  • Members of communities, i.e. authorized users of their website may be given some "trial" {App}BUX for various Apps, to try. They be rewarded with various credits for taking actions such as recruiting new members, or sharing memes on social networks.

  • Community Management companies can also arise that work together with Hosting Companies to perform services such as customer support, removing spam, moderating the community and enforcing community norms, something that is extremely difficult for centralized platforms to do, but something that can be done on a local level.

The ecosystem itself has several economies of scale that actually make the entire ecosystem more efficient and save everyone participating a lot of money over time:

  • Reusability: Instead of every Community paying to develop the same functionality over and over, one App Developer can just release it and make it available in a "productized" way to all Communities via the Qbix Platform. And every time there is a new version, improvement or bugfix, it is made available to everyone.

  • Remixing: By being made widely available and freely licensed in an open ecosystem, Apps and Content can find new uses that their original authors never even imagined. We have already seen the explosion of innovation enabled by the Web over the last 20 years. Now, Qbix Platform can take it to the next level.

  • Network Effects: App Developers and Hosting Companies are incentivized to make as many partnerships as they can with one another. The more Apps a Hosting Company offers, the more Communities will use them. The more Hosting Companies and Communities use the App, the more money the App Developer makes. The more Communities bought {App}BUX, the less chances any rogue company can clone their app and compete with them. (This action is normally disallowed by the default App licensing.)

  • Separation of Concerns: The whole ecosystem is separated into at least three roles: App Developers, Hosting Companies and Communities. The latter includes Universities, Startups, Organizations, or entire Villages. Rather than hiring in-house programmers, and trying to manage their own infrastructure, they can enjoy the results produced by professionals, in a free and open market.

  • Collaboration: Different roles can work together to help everybody. A hosting company can work with App developers to release a new version that optimizes their unit economics, and thus their profits. This version benefits all hosting companies. A Community can partner with an App Developer to build and promote a new type of app for their members, and then earn QBUX making this app available be hosted worldwide, benefiting communities everywhere. For the first time, making this Open Source really pays.

  • Economics: This economic model also helps prevent common economic problems on the Internet, such as "click fraud". Unlike traditional ad-supported models, the QBUX economic model is closer to micropayment-based models like the Basic Attention Token (Brave Browser). And because Communities have to buy the {App}BUX they spend, they are vigilant not to give "fake traffic" to anyone, because they are effectively spending their own limited QBUX to do it. They thus pass on the cost to their users, through an internal credit system. Their members help the Community purchase more QBUX through various actions, including possibly paying the Community the fiat currency it needs to purchase more QBUX from a market maker.

The Community can manage its own local economics in many ways, including giving users free trials, rewarding them with credits for certain actions, and charging them for usage.
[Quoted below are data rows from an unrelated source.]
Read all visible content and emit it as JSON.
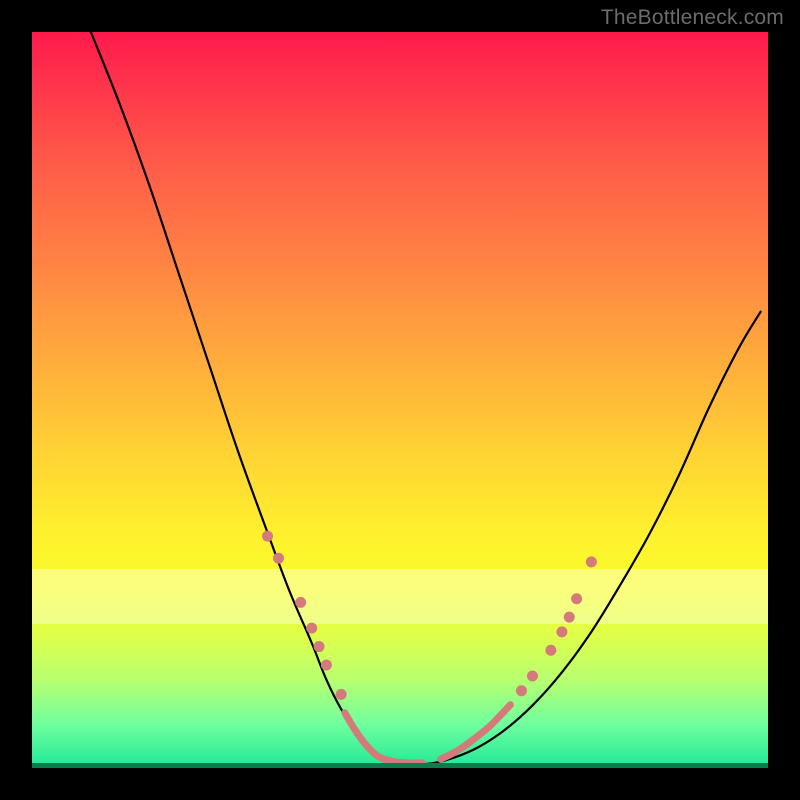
{
  "watermark": "TheBottleneck.com",
  "chart_data": {
    "type": "line",
    "title": "",
    "xlabel": "",
    "ylabel": "",
    "xlim": [
      0,
      100
    ],
    "ylim": [
      0,
      100
    ],
    "grid": false,
    "legend": false,
    "series": [
      {
        "name": "bottleneck-curve",
        "color": "#000000",
        "width": 2.2,
        "x": [
          8,
          12,
          16,
          20,
          24,
          28,
          32,
          35,
          38,
          40,
          42,
          44,
          46,
          48,
          50,
          53,
          56,
          60,
          64,
          68,
          72,
          76,
          80,
          84,
          88,
          92,
          96,
          99
        ],
        "y": [
          100,
          90,
          79,
          67,
          55,
          43,
          32,
          24,
          17,
          12,
          8,
          5,
          2.5,
          1.0,
          0.5,
          0.5,
          1,
          2.5,
          5,
          8.5,
          13,
          18.5,
          25,
          32,
          40,
          49,
          57,
          62
        ]
      },
      {
        "name": "bottom-segment-a",
        "color": "#d47a7b",
        "width": 7,
        "x": [
          42.5,
          44.0,
          45.5,
          47.0,
          49.0,
          51.0,
          53.0
        ],
        "y": [
          7.5,
          5.0,
          3.0,
          1.6,
          0.9,
          0.7,
          0.7
        ]
      },
      {
        "name": "bottom-segment-b",
        "color": "#d47a7b",
        "width": 7,
        "x": [
          55.5,
          57.0,
          58.5,
          60.0,
          62.0,
          63.5,
          65.0
        ],
        "y": [
          1.2,
          1.9,
          2.8,
          3.9,
          5.5,
          7.0,
          8.6
        ]
      }
    ],
    "markers": {
      "left_cluster": {
        "color": "#d47a7b",
        "radius": 5.5,
        "points": [
          {
            "x": 32.0,
            "y": 31.5
          },
          {
            "x": 33.5,
            "y": 28.5
          },
          {
            "x": 36.5,
            "y": 22.5
          },
          {
            "x": 38.0,
            "y": 19.0
          },
          {
            "x": 39.0,
            "y": 16.5
          },
          {
            "x": 40.0,
            "y": 14.0
          },
          {
            "x": 42.0,
            "y": 10.0
          }
        ]
      },
      "right_cluster": {
        "color": "#d47a7b",
        "radius": 5.5,
        "points": [
          {
            "x": 66.5,
            "y": 10.5
          },
          {
            "x": 68.0,
            "y": 12.5
          },
          {
            "x": 70.5,
            "y": 16.0
          },
          {
            "x": 72.0,
            "y": 18.5
          },
          {
            "x": 73.0,
            "y": 20.5
          },
          {
            "x": 74.0,
            "y": 23.0
          },
          {
            "x": 76.0,
            "y": 28.0
          }
        ]
      }
    },
    "light_band": {
      "y_start": 19.5,
      "height": 7.5
    }
  }
}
All of this can be automated through the Qbix Platform.  

 

Note that regular Users themselves do not need to have custody of QBUX themselves. This allows the system to handle billions of users, and also to be made more compatible with any local regulations, since the only entities that need to pass checks for anti-money-laundering are the Communities, App Developers, Hosting companies and so on.